• **Work to be completed**
Your answer should consist of the lines below that hold the word "Dossier".

### Listed entries

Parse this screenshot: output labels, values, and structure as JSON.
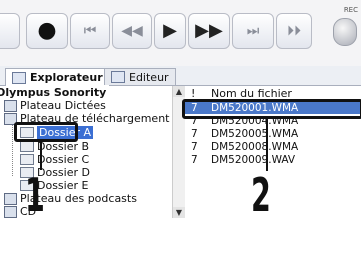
{
  "toolbar": {
    "buttons": [
      {
        "name": "record",
        "glyph": "●"
      },
      {
        "name": "skip-back",
        "glyph": "⏮"
      },
      {
        "name": "rewind",
        "glyph": "◀◀"
      },
      {
        "name": "play",
        "glyph": "▶"
      },
      {
        "name": "fast-forward",
        "glyph": "▶▶"
      },
      {
        "name": "skip-forward",
        "glyph": "⏭"
      },
      {
        "name": "index",
        "glyph": "⏵⏵"
      }
    ],
    "rec_label": "REC"
  },
  "tabs": [
    {
      "label": "Explorateur",
      "active": true
    },
    {
      "label": "Editeur",
      "active": false
    }
  ],
  "tree": {
    "root": "Olympus Sonority",
    "items": [
      {
        "label": "Plateau Dictées",
        "level": 1
      },
      {
        "label": "Plateau de téléchargement",
        "level": 1
      },
      {
        "label": "Dossier A",
        "level": 2,
        "selected": true
      },
      {
        "label": "Dossier B",
        "level": 2
      },
      {
        "label": "Dossier C",
        "level": 2
      },
      {
        "label": "Dossier D",
        "level": 2
      },
      {
        "label": "Dossier E",
        "level": 2
      },
      {
        "label": "Plateau des podcasts",
        "level": 1
      },
      {
        "label": "CD",
        "level": 1
      }
    ]
  },
  "file_list": {
    "column_headers": [
      "!",
      "Nom du fichier"
    ],
    "rows": [
      {
        "col1": "7",
        "name": "DM520001.WMA",
        "selected": true
      },
      {
        "col1": "7",
        "name": "DM520004.WMA"
      },
      {
        "col1": "7",
        "name": "DM520005.WMA"
      },
      {
        "col1": "7",
        "name": "DM520008.WMA"
      },
      {
        "col1": "7",
        "name": "DM520009.WAV"
      }
    ]
  },
  "callouts": [
    "1",
    "2"
  ],
  "colors": {
    "selection": "#3b6fd3",
    "callout": "#111111"
  }
}
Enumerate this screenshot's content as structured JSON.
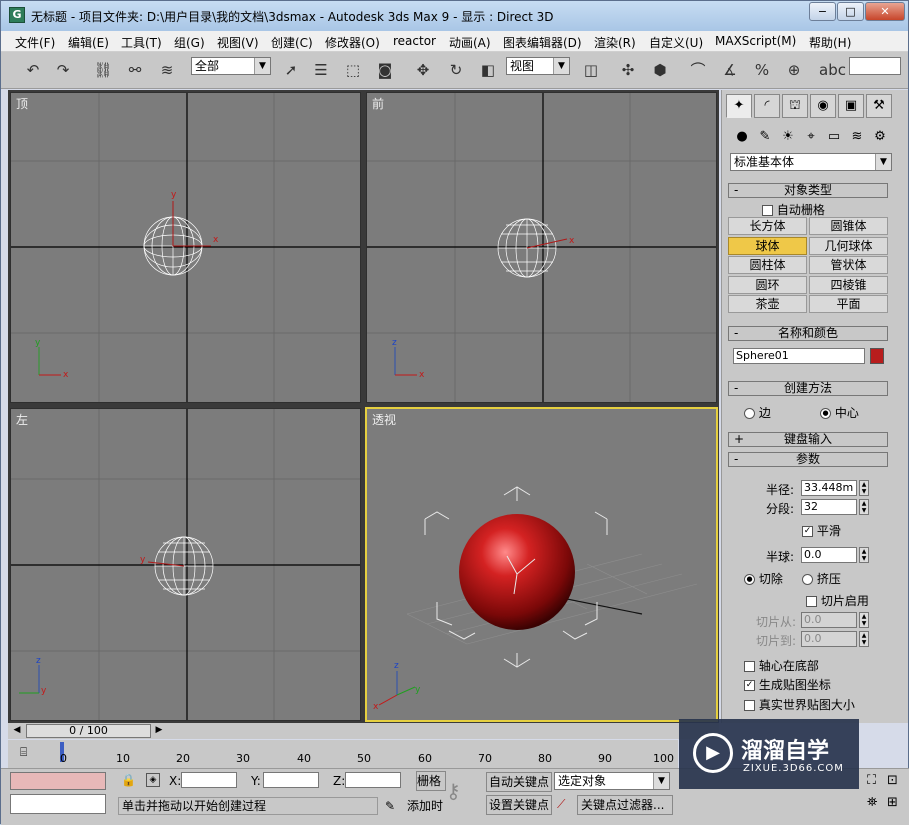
{
  "window": {
    "title": "无标题    - 项目文件夹: D:\\用户目录\\我的文档\\3dsmax      - Autodesk 3ds Max 9      - 显示 : Direct 3D",
    "controls": [
      "−",
      "□",
      "✕"
    ]
  },
  "menubar": {
    "items": [
      "文件(F)",
      "编辑(E)",
      "工具(T)",
      "组(G)",
      "视图(V)",
      "创建(C)",
      "修改器(O)",
      "reactor",
      "动画(A)",
      "图表编辑器(D)",
      "渲染(R)",
      "自定义(U)",
      "MAXScript(M)",
      "帮助(H)"
    ]
  },
  "toolbar": {
    "selection_filter": "全部",
    "reference_coord": "视图",
    "named_selection_placeholder": ""
  },
  "viewports": {
    "top": {
      "label": "顶",
      "axis_labels": {
        "x": "x",
        "y": "y"
      }
    },
    "front": {
      "label": "前",
      "axis_labels": {
        "x": "x",
        "z": "z"
      }
    },
    "left": {
      "label": "左",
      "axis_labels": {
        "y": "y",
        "z": "z"
      }
    },
    "perspective": {
      "label": "透视",
      "active": true,
      "axis_labels": {
        "x": "x",
        "y": "y",
        "z": "z"
      }
    }
  },
  "command_panel": {
    "category_dropdown": "标准基本体",
    "rollouts": {
      "object_type": {
        "title": "对象类型",
        "autogrid_label": "自动栅格",
        "buttons": [
          "长方体",
          "圆锥体",
          "球体",
          "几何球体",
          "圆柱体",
          "管状体",
          "圆环",
          "四棱锥",
          "茶壶",
          "平面"
        ],
        "active_button": "球体"
      },
      "name_color": {
        "title": "名称和颜色",
        "name": "Sphere01",
        "color": "#b81d1d"
      },
      "creation_method": {
        "title": "创建方法",
        "option_edge": "边",
        "option_center": "中心",
        "selected": "中心"
      },
      "keyboard_entry": {
        "title": "键盘输入"
      },
      "parameters": {
        "title": "参数",
        "radius_label": "半径:",
        "radius_value": "33.448m",
        "segments_label": "分段:",
        "segments_value": "32",
        "smooth_label": "平滑",
        "smooth_checked": true,
        "hemisphere_label": "半球:",
        "hemisphere_value": "0.0",
        "chop_label": "切除",
        "squash_label": "挤压",
        "slice_on_label": "切片启用",
        "slice_from_label": "切片从:",
        "slice_from_value": "0.0",
        "slice_to_label": "切片到:",
        "slice_to_value": "0.0",
        "base_to_pivot_label": "轴心在底部",
        "gen_mapping_label": "生成贴图坐标",
        "gen_mapping_checked": true,
        "real_world_label": "真实世界贴图大小"
      }
    }
  },
  "timeline": {
    "frame_display": "0 / 100",
    "ticks": [
      "0",
      "10",
      "20",
      "30",
      "40",
      "50",
      "60",
      "70",
      "80",
      "90",
      "100"
    ]
  },
  "status": {
    "prompt": "单击并拖动以开始创建过程",
    "coord_x_label": "X:",
    "coord_y_label": "Y:",
    "coord_z_label": "Z:",
    "grid_label": "栅格",
    "add_time_tag": "添加时",
    "auto_key": "自动关键点",
    "set_key": "设置关键点",
    "key_filters": "关键点过滤器...",
    "selected_dropdown": "选定对象"
  },
  "watermark": {
    "brand": "溜溜自学",
    "url": "ZIXUE.3D66.COM"
  }
}
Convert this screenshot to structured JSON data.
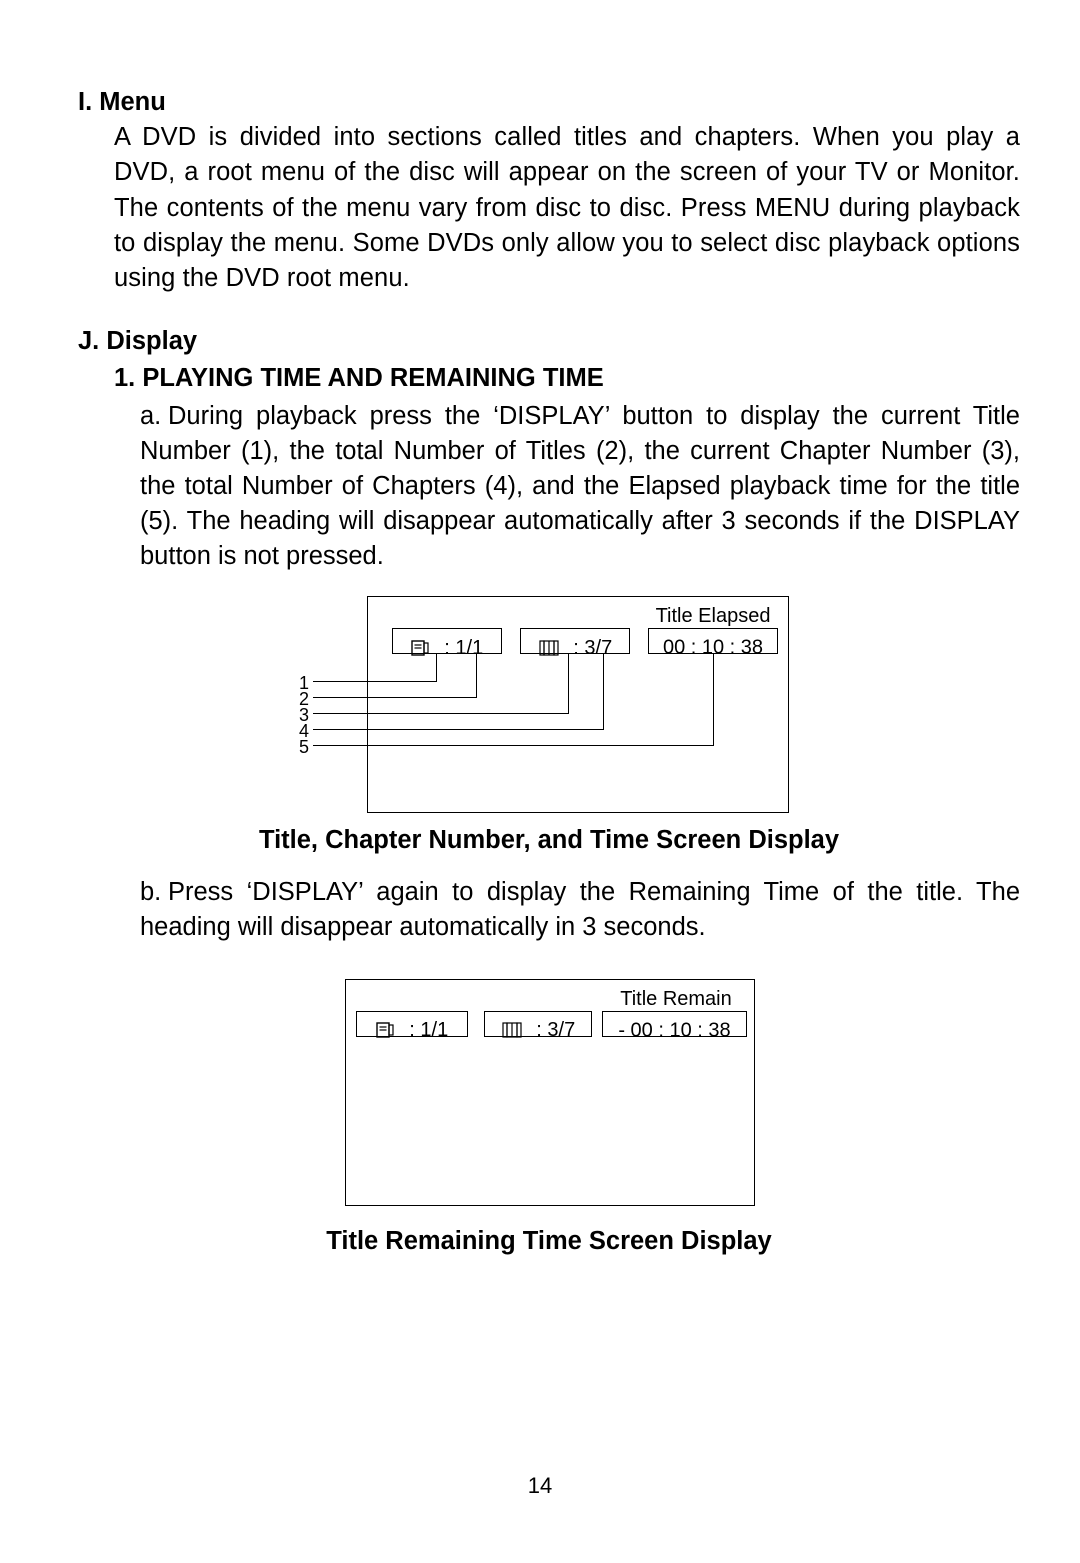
{
  "sections": {
    "i": {
      "heading": "I. Menu",
      "body": "A DVD is divided into sections called titles and chapters. When you play a DVD, a root menu of the disc will appear on the screen of your TV or Monitor. The contents of the menu vary from disc to disc. Press MENU during playback to display the menu. Some DVDs only allow you to select disc playback options using the DVD root menu."
    },
    "j": {
      "heading": "J. Display",
      "sub1": {
        "heading": "1. PLAYING TIME AND REMAINING TIME",
        "a_prefix": "a.",
        "a": "During playback press the ‘DISPLAY’  button to display the cur­rent Title Number (1), the total Number of Titles (2), the current Chapter Number (3), the total Number of Chapters (4), and the Elapsed playback time for the title (5). The heading will disappear automatically after 3 seconds if the DISPLAY button is not pressed.",
        "b_prefix": "b.",
        "b": "Press ‘DISPLAY’ again to display the Remaining Time of  the title. The heading will disappear automatically  in 3 seconds."
      }
    }
  },
  "figure1": {
    "topLabel": "Title  Elapsed",
    "title_ratio": " : 1/1",
    "chapter_ratio": " : 3/7",
    "time": "00 : 10 : 38",
    "callouts": [
      "1",
      "2",
      "3",
      "4",
      "5"
    ],
    "caption": "Title, Chapter Number, and Time Screen Display"
  },
  "figure2": {
    "topLabel": "Title  Remain",
    "title_ratio": " : 1/1",
    "chapter_ratio": " : 3/7",
    "time": "- 00 : 10 : 38",
    "caption": "Title Remaining Time Screen Display"
  },
  "pageNumber": "14"
}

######

• **Solution to this problem**
        "label": "Dossier A",
        "label": "Dossier B",
        "label": "Dossier C",
        "label": "Dossier D",
        "label": "Dossier E",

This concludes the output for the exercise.